National teaching job website shrouded with secrecy

The Department for Education has finally launched its free teacher vacancy website – but it somehow didn’t manage to include a link to it in its publicity materials.

The site was first promised more than two years ago and will let schools freely advertise job vacancies in their schools.

Diligent Schools Week research found the site at teachingjobs.education.gov.uk. It is currently being piloted in the north-east and Cambridgeshire, with a “view to rolling it out nationally” by the end of the year.

But an MP has criticised it for arriving too late for teachers looking for new jobs in September. Ian Mearns, a Labour MP for Gateshead, said few schools would be advertising over the summer as the teacher resignation deadline passed at the end of May.

The website will not therefore be “properly tested” before reaching a wider audience, he added.

The DfE has been unusually secretive about access. It did not provide a link in its press material, and refused to tell Schools Week where to find the site when we asked.

Officials also refused to share screenshots or explain how schools should submit job information, though a spokesperson claimed schools in the pilot areas were aware of the process.

Newcastle city council confirmed that emails had been sent to schools showing them how sign-up for the pilot website.

However one large secondary school in Sunderland, which is also covered in the north-east pilot, said it was “unaware” of the jobs portal and had not seen an email about it.

Schools in Cambridgeshire have had more luck. Cambridgeshire county council has been “actively involved” in developing the site and at least 74 primary and secondary schools are signed up.

But one newly qualified teacher tweeted that they were invited to try the site, only to find there were “barely any jobs on there”.

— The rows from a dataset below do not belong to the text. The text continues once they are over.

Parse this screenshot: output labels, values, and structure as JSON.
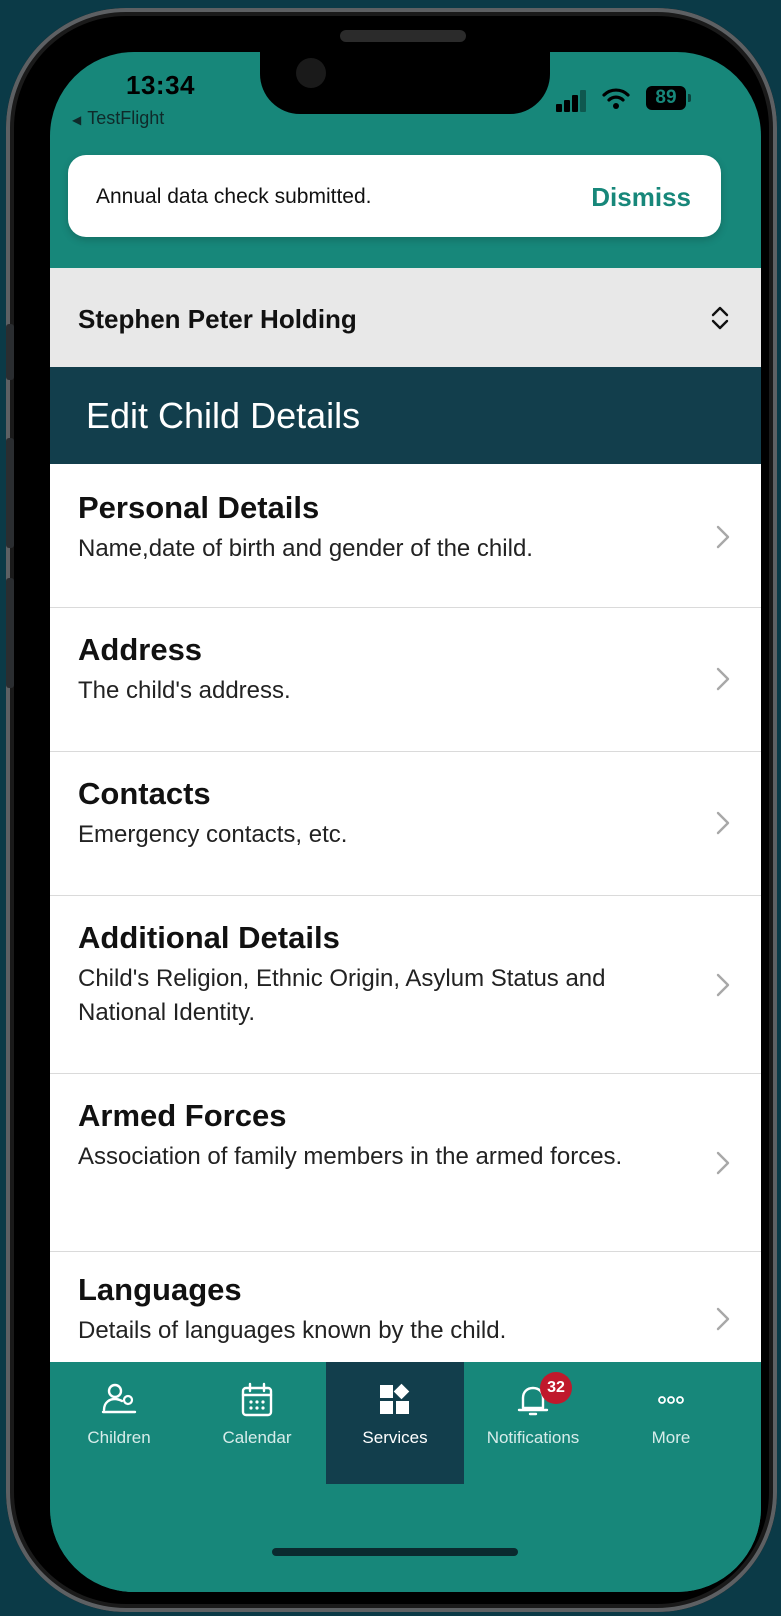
{
  "status_bar": {
    "time": "13:34",
    "back_app": "TestFlight",
    "battery": "89"
  },
  "toast": {
    "message": "Annual data check submitted.",
    "action": "Dismiss"
  },
  "child_selector": {
    "name": "Stephen Peter Holding"
  },
  "page": {
    "title": "Edit Child Details"
  },
  "sections": [
    {
      "title": "Personal Details",
      "description": "Name,date of birth and gender of the child."
    },
    {
      "title": "Address",
      "description": "The child's address."
    },
    {
      "title": "Contacts",
      "description": "Emergency contacts, etc."
    },
    {
      "title": "Additional Details",
      "description": "Child's Religion, Ethnic Origin, Asylum Status and National Identity."
    },
    {
      "title": "Armed Forces",
      "description": "Association of family members in the armed forces."
    },
    {
      "title": "Languages",
      "description": "Details of languages known by the child."
    }
  ],
  "tabs": [
    {
      "label": "Children",
      "icon": "children-icon"
    },
    {
      "label": "Calendar",
      "icon": "calendar-icon"
    },
    {
      "label": "Services",
      "icon": "services-icon",
      "active": true
    },
    {
      "label": "Notifications",
      "icon": "bell-icon",
      "badge": "32"
    },
    {
      "label": "More",
      "icon": "more-icon"
    }
  ],
  "colors": {
    "brand_teal": "#17877a",
    "header_navy": "#123e4c",
    "badge_red": "#c0192c"
  }
}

As this edition went to print, there were 22 jobs listed, five in Cambridgshire and the rest in the north-east including Teeside, Hartlepool and County Durham.

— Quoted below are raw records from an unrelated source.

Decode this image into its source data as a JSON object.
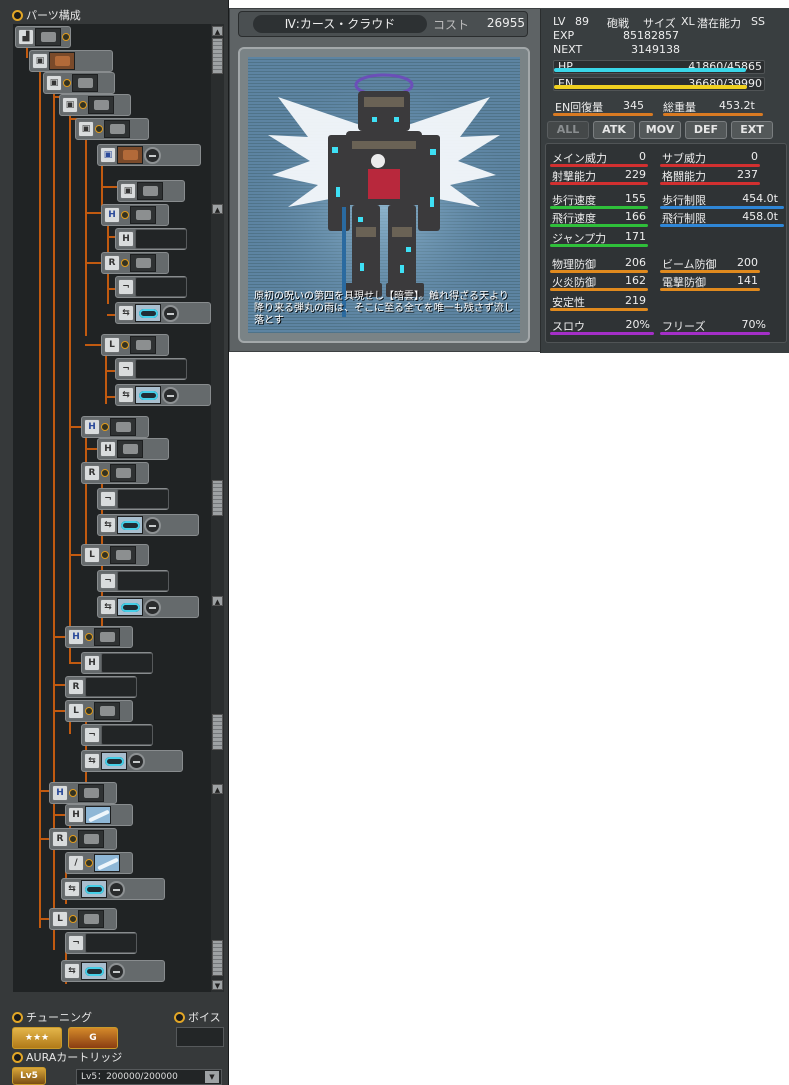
{
  "parts_panel": {
    "title": "パーツ構成",
    "tuning_label": "チューニング",
    "voice_label": "ボイス",
    "aura_label": "AURAカートリッジ",
    "aura_level": "Lv5：200000/200000",
    "tuning_badge_1": "★★★",
    "tuning_badge_2": "G",
    "aura_badge": "Lv5"
  },
  "mech": {
    "name": "Ⅳ:カース・クラウド",
    "cost_label": "コスト",
    "cost": "26955",
    "description": "原初の呪いの第四を具現せし【暗雲】。触れ得ざる天より降り来る弾丸の雨は、そこに至る全てを唯一も残さず流し落とす"
  },
  "stats": {
    "lv_label": "LV",
    "lv": "89",
    "type": "砲戦",
    "size_label": "サイズ",
    "size": "XL",
    "potential_label": "潜在能力",
    "potential": "SS",
    "exp_label": "EXP",
    "exp": "85182857",
    "next_label": "NEXT",
    "next": "3149138",
    "hp_label": "HP",
    "hp": "41860/45865",
    "hp_ratio": 0.913,
    "en_label": "EN",
    "en": "36680/39990",
    "en_ratio": 0.917,
    "en_regen_label": "EN回復量",
    "en_regen": "345",
    "weight_label": "総重量",
    "weight": "453.2t",
    "tabs": [
      "ALL",
      "ATK",
      "MOV",
      "DEF",
      "EXT"
    ],
    "main_power_label": "メイン威力",
    "main_power": "0",
    "sub_power_label": "サブ威力",
    "sub_power": "0",
    "shoot_label": "射撃能力",
    "shoot": "229",
    "melee_label": "格闘能力",
    "melee": "237",
    "walk_speed_label": "歩行速度",
    "walk_speed": "155",
    "walk_limit_label": "歩行制限",
    "walk_limit": "454.0t",
    "fly_speed_label": "飛行速度",
    "fly_speed": "166",
    "fly_limit_label": "飛行制限",
    "fly_limit": "458.0t",
    "jump_label": "ジャンプ力",
    "jump": "171",
    "phys_def_label": "物理防御",
    "phys_def": "206",
    "beam_def_label": "ビーム防御",
    "beam_def": "200",
    "fire_def_label": "火炎防御",
    "fire_def": "162",
    "elec_def_label": "電撃防御",
    "elec_def": "141",
    "stability_label": "安定性",
    "stability": "219",
    "slow_label": "スロウ",
    "slow": "20%",
    "freeze_label": "フリーズ",
    "freeze": "70%"
  },
  "colors": {
    "hp": "#3ad6e8",
    "en": "#f0d020",
    "accent": "#c15a10"
  }
}
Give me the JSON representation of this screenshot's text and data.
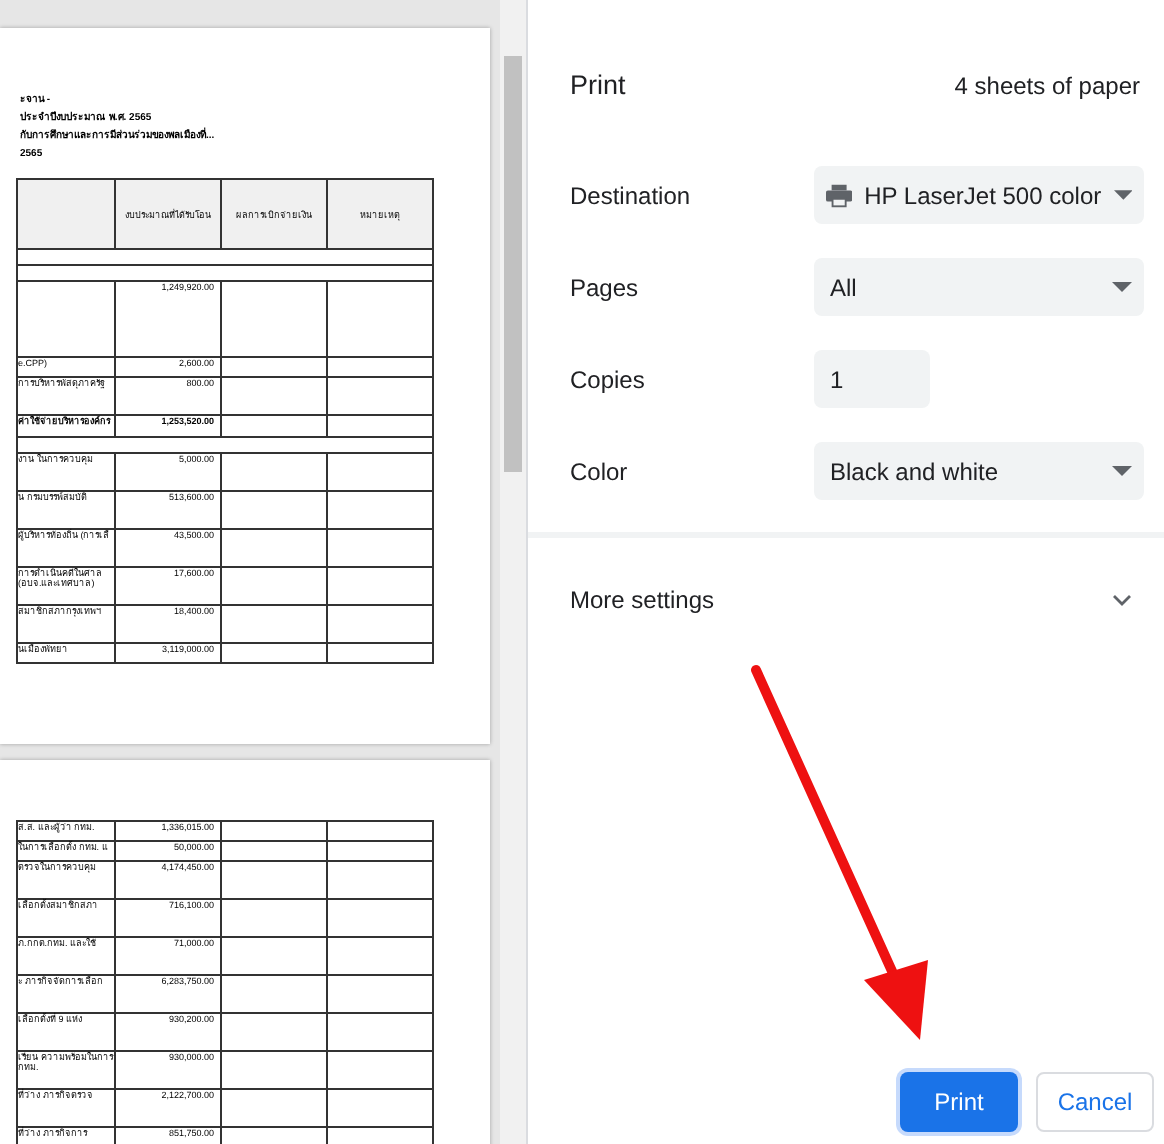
{
  "preview": {
    "pages": [
      {
        "heading": [
          "ะจาน -",
          "ประจำปีงบประมาณ พ.ศ. 2565",
          "กับการศึกษาและการมีส่วนร่วมของพลเมืองที่...",
          "2565"
        ],
        "columns": [
          "",
          "งบประมาณที่ได้รับโอน",
          "ผลการเบิกจ่ายเงิน",
          "หมายเหตุ"
        ],
        "rows": [
          {
            "kind": "section"
          },
          {
            "kind": "section"
          },
          {
            "kind": "block",
            "amount": "1,249,920.00"
          },
          {
            "kind": "line",
            "label": "e.CPP)",
            "amount": "2,600.00"
          },
          {
            "kind": "item",
            "label": "การบริหารพัสดุภาครัฐ",
            "amount": "800.00"
          },
          {
            "kind": "total",
            "label": "ค่าใช้จ่ายบริหารองค์กร",
            "amount": "1,253,520.00"
          },
          {
            "kind": "section"
          },
          {
            "kind": "item",
            "label": "งาน ในการควบคุม",
            "amount": "5,000.00"
          },
          {
            "kind": "item",
            "label": "น กรมบรรพ์สมบัติ",
            "amount": "513,600.00"
          },
          {
            "kind": "item",
            "label": "ผู้บริหารท้องถิ่น (การเลื",
            "amount": "43,500.00"
          },
          {
            "kind": "item",
            "label": "การดำเนินคดีในศาล\n(อบจ.และเทศบาล)",
            "amount": "17,600.00"
          },
          {
            "kind": "item",
            "label": "สมาชิกสภากรุงเทพฯ",
            "amount": "18,400.00"
          },
          {
            "kind": "line",
            "label": "นเมืองพัทยา",
            "amount": "3,119,000.00"
          }
        ]
      },
      {
        "rows": [
          {
            "kind": "line",
            "label": "ส.ส. และผู้ว่า กทม.",
            "amount": "1,336,015.00"
          },
          {
            "kind": "line",
            "label": "ในการเลือกตั้ง กทม. แ",
            "amount": "50,000.00"
          },
          {
            "kind": "item",
            "label": "ตรวจในการควบคุม",
            "amount": "4,174,450.00"
          },
          {
            "kind": "item",
            "label": "เลือกตั้งสมาชิกสภา",
            "amount": "716,100.00"
          },
          {
            "kind": "item",
            "label": "ภ.กกต.กทม. และใช้",
            "amount": "71,000.00"
          },
          {
            "kind": "item",
            "label": "ะ ภารกิจจัดการเลือก",
            "amount": "6,283,750.00"
          },
          {
            "kind": "item",
            "label": "เลือกตั้งที่ 9 แห่ง",
            "amount": "930,200.00"
          },
          {
            "kind": "item",
            "label": "เรียน ความพร้อมในการ\nกทม.",
            "amount": "930,000.00"
          },
          {
            "kind": "item",
            "label": "ที่ว่าง ภารกิจตรวจ",
            "amount": "2,122,700.00"
          },
          {
            "kind": "item",
            "label": "ที่ว่าง ภารกิจการ",
            "amount": "851,750.00"
          }
        ]
      }
    ]
  },
  "settings": {
    "title": "Print",
    "sheets": "4 sheets of paper",
    "fields": [
      {
        "kind": "destination",
        "label": "Destination",
        "value": "HP LaserJet 500 color"
      },
      {
        "kind": "select",
        "label": "Pages",
        "value": "All"
      },
      {
        "kind": "number",
        "label": "Copies",
        "value": "1"
      },
      {
        "kind": "select",
        "label": "Color",
        "value": "Black and white"
      }
    ],
    "more_settings": {
      "label": "More settings",
      "expanded": false
    }
  },
  "buttons": [
    {
      "kind": "primary",
      "label": "Print"
    },
    {
      "kind": "secondary",
      "label": "Cancel"
    }
  ]
}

The idea of a government-run teacher vacancy website was first mooted by former education secretary Nicky Morgan in March 2016 and was promised in the Conservative Party election manifesto last year, as a way to help schools save on the £75 million spent each year on commercial advertising.

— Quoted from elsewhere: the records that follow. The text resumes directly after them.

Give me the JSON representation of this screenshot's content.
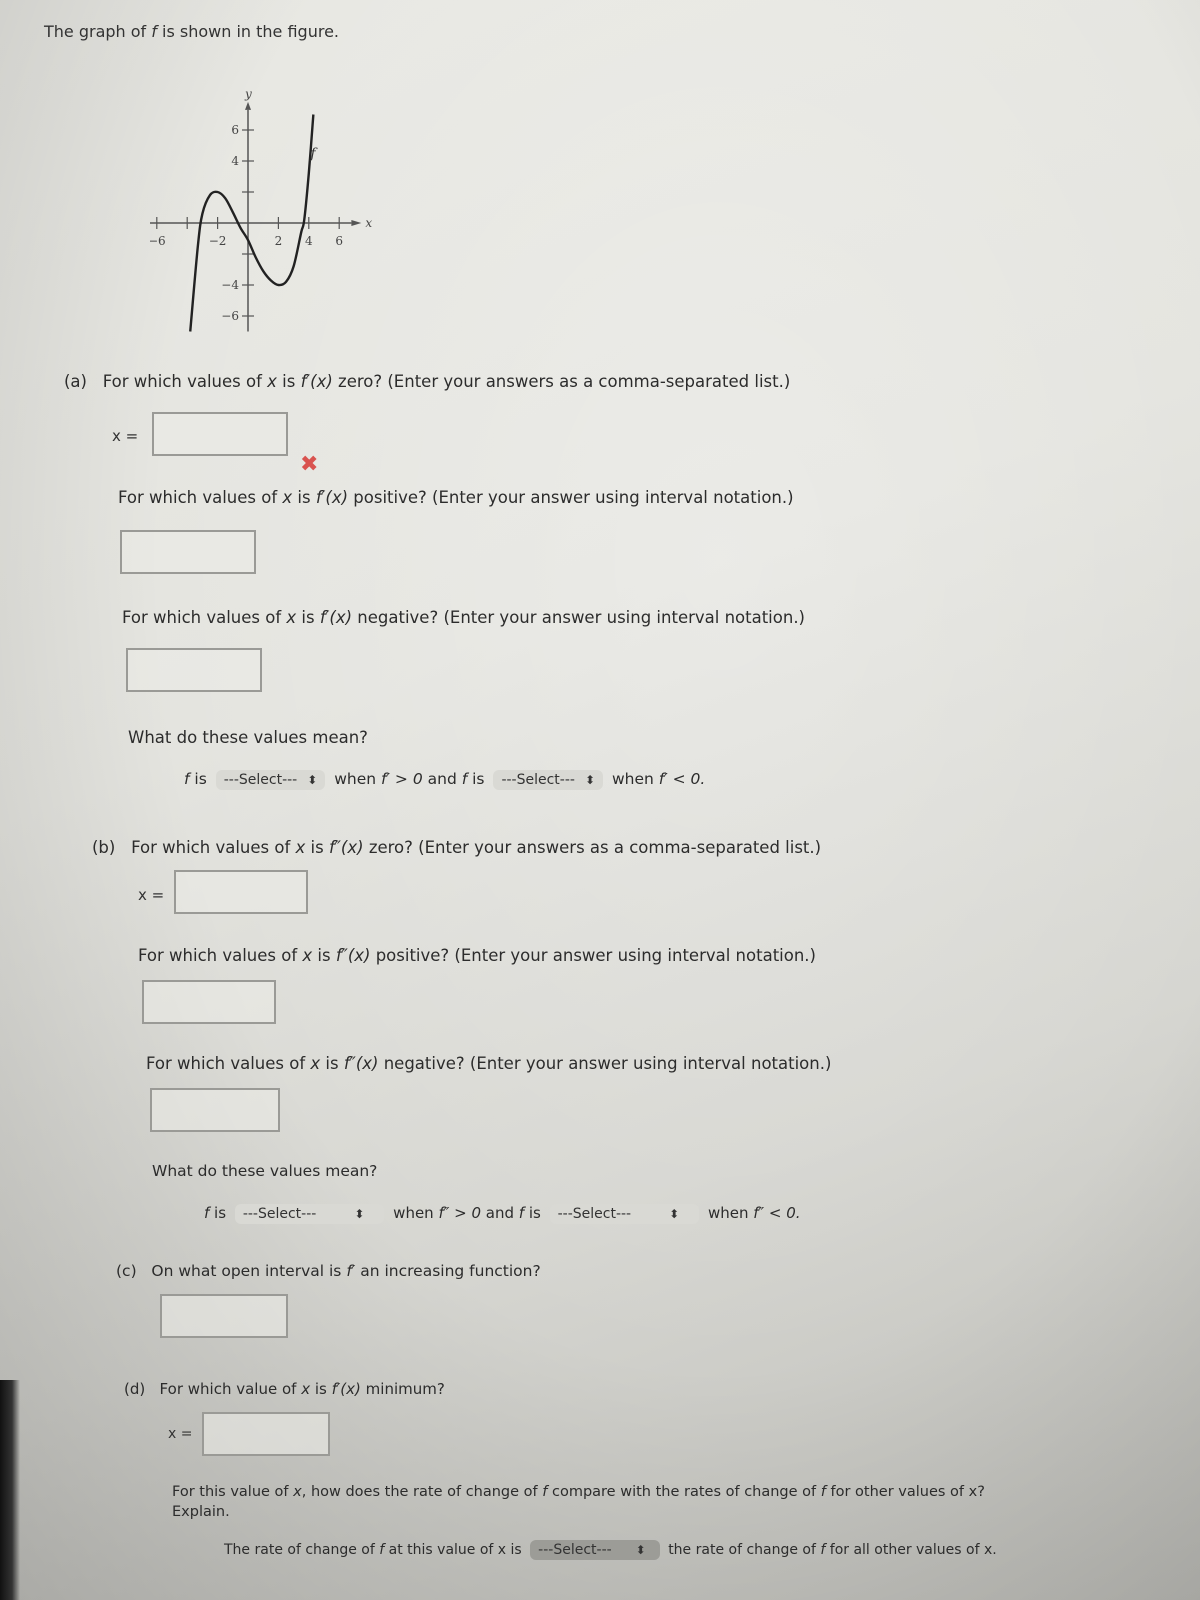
{
  "intro": {
    "pre": "The graph of ",
    "f": "f",
    "post": " is shown in the figure."
  },
  "chart_data": {
    "type": "line",
    "title": "",
    "xlabel": "x",
    "ylabel": "y",
    "curve_label": "f",
    "xlim": [
      -6.5,
      7
    ],
    "ylim": [
      -7,
      7.5
    ],
    "x_ticks": [
      -6,
      -4,
      -2,
      2,
      4,
      6
    ],
    "x_tick_labels": [
      "-6",
      "",
      "-2",
      "2",
      "4",
      "6"
    ],
    "y_ticks": [
      -6,
      -4,
      -2,
      2,
      4,
      6
    ],
    "y_tick_labels": [
      "-6",
      "-4",
      "",
      "",
      "4",
      "6"
    ],
    "series": [
      {
        "name": "f",
        "x": [
          -3.8,
          -3.3,
          -3,
          -2.5,
          -2,
          -1.5,
          -1,
          -0.5,
          0,
          0.5,
          1,
          1.5,
          2,
          2.5,
          3,
          3.5,
          3.7,
          4,
          4.3
        ],
        "y": [
          -7,
          -1.5,
          0.6,
          1.8,
          2,
          1.6,
          0.7,
          -0.3,
          -1.1,
          -2.2,
          -3.1,
          -3.7,
          -4,
          -3.8,
          -2.8,
          -0.6,
          0.2,
          3.2,
          7
        ]
      }
    ],
    "grid": false
  },
  "a": {
    "label": "(a)",
    "q1": {
      "pre": "For which values of ",
      "x": "x",
      "mid": " is ",
      "fn": "f′(x)",
      "post": " zero? (Enter your answers as a comma-separated list.)"
    },
    "xeq": "x =",
    "input1_value": "",
    "wrong_mark": "✖",
    "q2": {
      "pre": "For which values of ",
      "x": "x",
      "mid": " is ",
      "fn": "f′(x)",
      "post": " positive? (Enter your answer using interval notation.)"
    },
    "input2_value": "",
    "q3": {
      "pre": "For which values of ",
      "x": "x",
      "mid": " is ",
      "fn": "f′(x)",
      "post": " negative? (Enter your answer using interval notation.)"
    },
    "input3_value": "",
    "meaning": "What do these values mean?",
    "sentence": {
      "f1": "f",
      "is1": " is",
      "sel1": "---Select---",
      "when1": " when ",
      "cond1": "f′ > 0",
      "and": " and ",
      "f2": "f",
      "is2": " is",
      "sel2": "---Select---",
      "when2": " when ",
      "cond2": "f′ < 0."
    }
  },
  "b": {
    "label": "(b)",
    "q1": {
      "pre": "For which values of ",
      "x": "x",
      "mid": " is ",
      "fn": "f″(x)",
      "post": " zero? (Enter your answers as a comma-separated list.)"
    },
    "xeq": "x =",
    "input1_value": "",
    "q2": {
      "pre": "For which values of ",
      "x": "x",
      "mid": " is ",
      "fn": "f″(x)",
      "post": " positive? (Enter your answer using interval notation.)"
    },
    "input2_value": "",
    "q3": {
      "pre": "For which values of ",
      "x": "x",
      "mid": " is ",
      "fn": "f″(x)",
      "post": " negative? (Enter your answer using interval notation.)"
    },
    "input3_value": "",
    "meaning": "What do these values mean?",
    "sentence": {
      "f1": "f",
      "is1": " is",
      "sel1": "---Select---",
      "when1": " when ",
      "cond1": "f″ > 0",
      "and": " and ",
      "f2": "f",
      "is2": " is",
      "sel2": "---Select---",
      "when2": " when ",
      "cond2": "f″ < 0."
    }
  },
  "c": {
    "label": "(c)",
    "q": {
      "pre": "On what open interval is ",
      "fn": "f′",
      "post": " an increasing function?"
    },
    "input_value": ""
  },
  "d": {
    "label": "(d)",
    "q": {
      "pre": "For which value of ",
      "x": "x",
      "mid": " is ",
      "fn": "f′(x)",
      "post": " minimum?"
    },
    "xeq": "x =",
    "input_value": "",
    "explain": {
      "pre": "For this value of ",
      "x": "x",
      "mid1": ", how does the rate of change of ",
      "f1": "f",
      "mid2": " compare with the rates of change of ",
      "f2": "f",
      "post": " for other values of x?",
      "line2": "Explain."
    },
    "sentence": {
      "pre": "The rate of change of ",
      "f1": "f",
      "mid": " at this value of x is",
      "sel": "---Select---",
      "post1": " the rate of change of ",
      "f2": "f",
      "post2": " for all other values of x."
    }
  },
  "icons": {
    "select_chevron": "⬍"
  }
}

The pilot had been due to launch this spring, but academies minister Lord Agnew admitted last month it “had taken much longer than it should have”.

Teachers responded with dismay on social media, with one lamenting that the site had “limped into view: late and local”.

The DfE insisted it had been “very clear” that schools involved in the pilot “have been given their own access to the website” and claimed that “more information will be available in due course”.